Are you nurturing and caring for yourself?  What strategies are you using? If you’re not  incorporating self-care into your day or week I challenge you to find five things, one for each of your senses, that will help you feel nurtured, cared for and prized.

<![CDATA[What Toys are Special to You?]]>Fri, 24 Jun 2016 23:16:58 GMThttp://dfwplaytherapy.com/blog/what-toys-are-special-to-youPicture
Play therapists like to talk about the kinds of toys and play materials they use in their work with children. But, do you have some toys that are not in your play therapy room or in your portable play therapy kit? Are they toys you keep in a place where your child clients can't access them?

Perhaps they are toys that you really don't want to share with your clients because you have an emotional connection to these little treasures.

I have a corner of my desk devoted to tiny toys and assorted miniatures that are special to me. These items include a photo of me as a young child that reminds me of my roots and the values instilled in me growing up on a farm in Kansas. I have some trinkets, like an Elvis Presley bobble head, which I've picked up when traveling, things that I’ve made and items that were gifts from play therapy colleagues.  All of these little toys bring a smile to my face when they catch my eye over the course of a busy work day.

What about you? Do you have toys that are off limits to clients because they're special to you? I'd love to hear about the toys you have in your personal collection.

<![CDATA[Portable Play Therapy]]>Mon, 11 Apr 2016 13:48:03 GMThttp://dfwplaytherapy.com/blog/portable-play-therapy
Being a portable play therapist can be challenging. It's important to select toys and materials that allow children to play out life experiences and express feelings but those items also need to be easy to tote from place to place. This kit was assembled for use with preschool aged children but is not limited to that age and could easily be adapted to use with older children.
<![CDATA[Plastic Plant Saucers Make Great Miniature Sandtrays]]>Mon, 14 Mar 2016 22:10:57 GMThttp://dfwplaytherapy.com/blog/plastic-plant-saucers-make-great-miniature-sandtraysPicture
Plastic plant saucers, I find these at Dollar Tree Stores  each spring, work great for individual sandtrays.

They're available in 6, 8, and 10 inch sizes with 6, 4, and 3 plastic saucers per package respectively.

I use the 6 inch ones at sandtray workshops for attendees to create a miniature world. You could also use these plant saucers to create mandalas.

The plastic is very thin so I suggest you double up on them or use a small amount of sand if you don't want spills.

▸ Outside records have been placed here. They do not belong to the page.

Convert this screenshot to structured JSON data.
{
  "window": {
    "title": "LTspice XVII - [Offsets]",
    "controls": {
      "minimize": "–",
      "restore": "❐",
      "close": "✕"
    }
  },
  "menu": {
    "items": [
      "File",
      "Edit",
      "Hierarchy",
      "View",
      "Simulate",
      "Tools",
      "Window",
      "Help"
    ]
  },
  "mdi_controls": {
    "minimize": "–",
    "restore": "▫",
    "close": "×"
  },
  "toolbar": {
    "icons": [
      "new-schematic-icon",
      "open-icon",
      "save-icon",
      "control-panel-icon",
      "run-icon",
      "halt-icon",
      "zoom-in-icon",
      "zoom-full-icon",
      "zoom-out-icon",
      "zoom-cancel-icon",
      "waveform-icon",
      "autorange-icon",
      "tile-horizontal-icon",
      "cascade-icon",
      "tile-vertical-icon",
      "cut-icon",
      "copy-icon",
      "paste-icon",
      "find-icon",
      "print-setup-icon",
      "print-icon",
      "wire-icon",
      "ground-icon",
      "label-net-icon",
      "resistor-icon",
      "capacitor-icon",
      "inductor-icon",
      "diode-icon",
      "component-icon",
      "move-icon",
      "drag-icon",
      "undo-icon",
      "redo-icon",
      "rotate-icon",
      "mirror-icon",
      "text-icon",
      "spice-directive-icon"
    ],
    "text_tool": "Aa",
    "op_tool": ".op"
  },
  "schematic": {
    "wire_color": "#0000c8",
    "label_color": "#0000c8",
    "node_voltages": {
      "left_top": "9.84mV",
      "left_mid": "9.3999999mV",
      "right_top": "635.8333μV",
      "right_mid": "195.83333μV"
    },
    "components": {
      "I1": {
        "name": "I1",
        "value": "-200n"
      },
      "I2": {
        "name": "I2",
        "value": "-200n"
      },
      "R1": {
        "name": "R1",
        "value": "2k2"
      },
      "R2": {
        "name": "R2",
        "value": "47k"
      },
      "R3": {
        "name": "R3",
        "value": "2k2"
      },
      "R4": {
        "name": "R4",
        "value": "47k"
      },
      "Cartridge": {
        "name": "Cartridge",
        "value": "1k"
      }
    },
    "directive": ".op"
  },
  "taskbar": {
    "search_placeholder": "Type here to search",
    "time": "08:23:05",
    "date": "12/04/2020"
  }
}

<![CDATA[Broken Toys in the Play Therapy Room]]>Mon, 07 Dec 2015 13:53:51 GMThttp://dfwplaytherapy.com/blog/broken-toys-in-the-play-therapy-roomWhat should you do with broken toys in your play therapy room? Repair them? Replace them? Throw them away?

Before you dispose of a broken toy take a moment to determine if it may have therapeutic value to your clients.